▶ **Records provided**:
= Beginning of Section =
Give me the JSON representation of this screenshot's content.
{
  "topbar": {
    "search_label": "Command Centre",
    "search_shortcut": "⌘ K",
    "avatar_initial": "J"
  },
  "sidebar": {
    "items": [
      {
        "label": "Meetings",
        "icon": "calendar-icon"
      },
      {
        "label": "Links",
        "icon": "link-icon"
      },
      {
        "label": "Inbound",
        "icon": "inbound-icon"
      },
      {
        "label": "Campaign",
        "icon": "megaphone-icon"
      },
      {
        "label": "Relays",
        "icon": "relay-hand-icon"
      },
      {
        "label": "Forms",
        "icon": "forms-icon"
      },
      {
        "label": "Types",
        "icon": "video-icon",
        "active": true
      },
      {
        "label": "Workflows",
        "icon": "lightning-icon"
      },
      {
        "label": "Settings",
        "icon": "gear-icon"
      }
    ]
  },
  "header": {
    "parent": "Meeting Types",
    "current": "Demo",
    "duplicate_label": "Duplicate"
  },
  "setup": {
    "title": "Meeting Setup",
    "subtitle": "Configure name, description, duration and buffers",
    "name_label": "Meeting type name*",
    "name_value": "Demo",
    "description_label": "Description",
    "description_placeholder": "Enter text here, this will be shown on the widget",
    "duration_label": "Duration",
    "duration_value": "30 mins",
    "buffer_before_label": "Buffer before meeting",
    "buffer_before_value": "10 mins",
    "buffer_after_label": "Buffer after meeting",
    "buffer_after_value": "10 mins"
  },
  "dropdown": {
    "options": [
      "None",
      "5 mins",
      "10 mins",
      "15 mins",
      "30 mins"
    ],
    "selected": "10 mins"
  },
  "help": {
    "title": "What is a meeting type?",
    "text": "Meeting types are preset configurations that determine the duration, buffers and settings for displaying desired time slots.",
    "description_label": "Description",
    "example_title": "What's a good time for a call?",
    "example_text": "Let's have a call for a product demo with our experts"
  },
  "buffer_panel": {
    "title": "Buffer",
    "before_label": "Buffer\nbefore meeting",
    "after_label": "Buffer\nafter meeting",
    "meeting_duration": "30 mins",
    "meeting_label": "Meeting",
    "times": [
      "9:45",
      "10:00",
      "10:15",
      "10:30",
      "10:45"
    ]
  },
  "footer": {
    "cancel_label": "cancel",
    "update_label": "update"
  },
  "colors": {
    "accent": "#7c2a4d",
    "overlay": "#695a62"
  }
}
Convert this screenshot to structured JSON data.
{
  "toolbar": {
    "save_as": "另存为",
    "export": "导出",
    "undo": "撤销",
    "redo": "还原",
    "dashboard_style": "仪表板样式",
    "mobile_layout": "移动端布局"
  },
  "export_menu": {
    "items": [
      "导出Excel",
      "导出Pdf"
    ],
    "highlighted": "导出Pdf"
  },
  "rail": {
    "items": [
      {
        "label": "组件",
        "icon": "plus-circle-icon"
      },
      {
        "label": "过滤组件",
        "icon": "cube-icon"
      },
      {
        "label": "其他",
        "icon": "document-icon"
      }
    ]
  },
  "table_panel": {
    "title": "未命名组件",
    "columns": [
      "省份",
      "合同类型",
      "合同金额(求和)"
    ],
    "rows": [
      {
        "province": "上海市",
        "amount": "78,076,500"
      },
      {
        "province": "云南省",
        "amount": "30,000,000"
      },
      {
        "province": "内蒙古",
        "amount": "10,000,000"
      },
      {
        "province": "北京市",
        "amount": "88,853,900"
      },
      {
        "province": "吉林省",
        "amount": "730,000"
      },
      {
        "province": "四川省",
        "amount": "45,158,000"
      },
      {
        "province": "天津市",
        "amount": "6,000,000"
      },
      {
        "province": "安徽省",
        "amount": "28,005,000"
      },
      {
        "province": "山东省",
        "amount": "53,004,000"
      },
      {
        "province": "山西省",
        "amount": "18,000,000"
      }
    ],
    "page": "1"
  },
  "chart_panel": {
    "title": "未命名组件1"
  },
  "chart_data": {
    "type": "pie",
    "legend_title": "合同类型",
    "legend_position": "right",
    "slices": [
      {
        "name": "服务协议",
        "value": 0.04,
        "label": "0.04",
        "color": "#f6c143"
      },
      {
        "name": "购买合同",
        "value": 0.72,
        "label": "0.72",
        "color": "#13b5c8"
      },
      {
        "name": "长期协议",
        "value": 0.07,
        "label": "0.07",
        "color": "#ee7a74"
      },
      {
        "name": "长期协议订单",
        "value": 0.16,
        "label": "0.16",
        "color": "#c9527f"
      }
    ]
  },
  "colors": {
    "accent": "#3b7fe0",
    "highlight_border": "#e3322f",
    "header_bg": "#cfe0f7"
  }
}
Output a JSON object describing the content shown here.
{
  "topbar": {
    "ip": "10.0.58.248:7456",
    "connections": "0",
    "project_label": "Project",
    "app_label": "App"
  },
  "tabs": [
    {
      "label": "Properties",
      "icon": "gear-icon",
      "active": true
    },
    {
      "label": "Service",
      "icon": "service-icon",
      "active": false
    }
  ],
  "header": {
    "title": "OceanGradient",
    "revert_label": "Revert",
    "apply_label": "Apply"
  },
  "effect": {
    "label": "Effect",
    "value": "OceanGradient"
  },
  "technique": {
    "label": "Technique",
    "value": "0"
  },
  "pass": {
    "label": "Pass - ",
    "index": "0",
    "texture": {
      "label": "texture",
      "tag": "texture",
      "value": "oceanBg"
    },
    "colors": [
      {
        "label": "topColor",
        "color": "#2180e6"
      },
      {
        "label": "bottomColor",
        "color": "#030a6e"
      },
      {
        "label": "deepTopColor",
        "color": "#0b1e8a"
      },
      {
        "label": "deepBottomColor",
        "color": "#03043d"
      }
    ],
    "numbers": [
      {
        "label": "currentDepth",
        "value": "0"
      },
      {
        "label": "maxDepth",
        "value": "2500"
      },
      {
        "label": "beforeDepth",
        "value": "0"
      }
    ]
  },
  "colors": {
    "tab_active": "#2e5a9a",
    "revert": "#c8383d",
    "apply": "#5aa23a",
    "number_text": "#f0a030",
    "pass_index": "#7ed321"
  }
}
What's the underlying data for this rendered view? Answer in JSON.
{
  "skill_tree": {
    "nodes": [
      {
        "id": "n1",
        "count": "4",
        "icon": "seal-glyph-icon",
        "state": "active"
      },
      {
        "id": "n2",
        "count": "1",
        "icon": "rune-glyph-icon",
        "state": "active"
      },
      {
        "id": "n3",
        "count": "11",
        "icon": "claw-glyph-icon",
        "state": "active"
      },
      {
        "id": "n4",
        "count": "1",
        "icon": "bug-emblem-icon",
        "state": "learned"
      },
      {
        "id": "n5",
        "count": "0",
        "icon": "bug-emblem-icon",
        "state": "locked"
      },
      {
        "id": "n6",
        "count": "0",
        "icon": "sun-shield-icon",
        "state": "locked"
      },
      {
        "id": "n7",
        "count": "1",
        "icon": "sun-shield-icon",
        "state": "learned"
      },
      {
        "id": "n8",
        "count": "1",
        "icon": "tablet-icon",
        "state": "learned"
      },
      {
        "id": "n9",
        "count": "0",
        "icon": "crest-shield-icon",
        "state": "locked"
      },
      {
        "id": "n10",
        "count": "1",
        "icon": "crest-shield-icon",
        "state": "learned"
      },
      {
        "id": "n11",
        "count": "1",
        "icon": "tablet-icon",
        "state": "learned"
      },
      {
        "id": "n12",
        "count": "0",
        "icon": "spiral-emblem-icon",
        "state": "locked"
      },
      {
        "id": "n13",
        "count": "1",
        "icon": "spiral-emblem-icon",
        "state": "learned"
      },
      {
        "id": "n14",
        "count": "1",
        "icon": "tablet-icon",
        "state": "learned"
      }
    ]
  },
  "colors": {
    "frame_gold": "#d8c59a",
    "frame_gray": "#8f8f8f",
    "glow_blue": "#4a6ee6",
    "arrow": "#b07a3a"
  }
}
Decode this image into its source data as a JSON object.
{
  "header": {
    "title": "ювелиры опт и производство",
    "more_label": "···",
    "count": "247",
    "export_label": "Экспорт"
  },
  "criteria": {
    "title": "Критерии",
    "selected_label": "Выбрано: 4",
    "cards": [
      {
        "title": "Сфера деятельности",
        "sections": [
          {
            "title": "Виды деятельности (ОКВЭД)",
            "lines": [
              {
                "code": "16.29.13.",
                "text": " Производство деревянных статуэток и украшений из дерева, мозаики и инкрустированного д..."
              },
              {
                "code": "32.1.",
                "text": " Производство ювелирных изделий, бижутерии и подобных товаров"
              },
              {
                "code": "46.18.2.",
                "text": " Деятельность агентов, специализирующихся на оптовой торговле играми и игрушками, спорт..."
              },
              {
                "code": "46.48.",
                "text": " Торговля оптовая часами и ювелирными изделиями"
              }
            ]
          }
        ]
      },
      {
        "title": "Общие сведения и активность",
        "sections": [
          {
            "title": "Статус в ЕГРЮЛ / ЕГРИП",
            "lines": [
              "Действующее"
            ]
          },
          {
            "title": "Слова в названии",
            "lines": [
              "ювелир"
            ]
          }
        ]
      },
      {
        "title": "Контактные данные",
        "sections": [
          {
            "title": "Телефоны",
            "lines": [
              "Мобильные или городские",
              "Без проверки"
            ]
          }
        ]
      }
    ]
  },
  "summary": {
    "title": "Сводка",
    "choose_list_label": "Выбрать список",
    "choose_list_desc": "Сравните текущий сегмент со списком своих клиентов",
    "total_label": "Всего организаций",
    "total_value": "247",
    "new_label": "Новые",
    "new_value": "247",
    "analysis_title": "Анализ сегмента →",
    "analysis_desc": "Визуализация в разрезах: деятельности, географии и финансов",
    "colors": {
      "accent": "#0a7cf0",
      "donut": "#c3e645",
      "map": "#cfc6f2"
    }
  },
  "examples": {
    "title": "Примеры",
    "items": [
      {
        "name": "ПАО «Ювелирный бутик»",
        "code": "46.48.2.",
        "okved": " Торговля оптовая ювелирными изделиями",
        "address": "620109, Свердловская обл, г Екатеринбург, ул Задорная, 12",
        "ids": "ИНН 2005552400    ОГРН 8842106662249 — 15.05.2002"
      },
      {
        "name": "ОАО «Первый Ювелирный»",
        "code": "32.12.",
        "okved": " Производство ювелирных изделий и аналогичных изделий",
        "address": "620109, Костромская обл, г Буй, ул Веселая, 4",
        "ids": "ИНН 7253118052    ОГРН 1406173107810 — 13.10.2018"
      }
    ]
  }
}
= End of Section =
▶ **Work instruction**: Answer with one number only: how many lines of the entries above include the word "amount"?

▶ **Solution to this task**: 10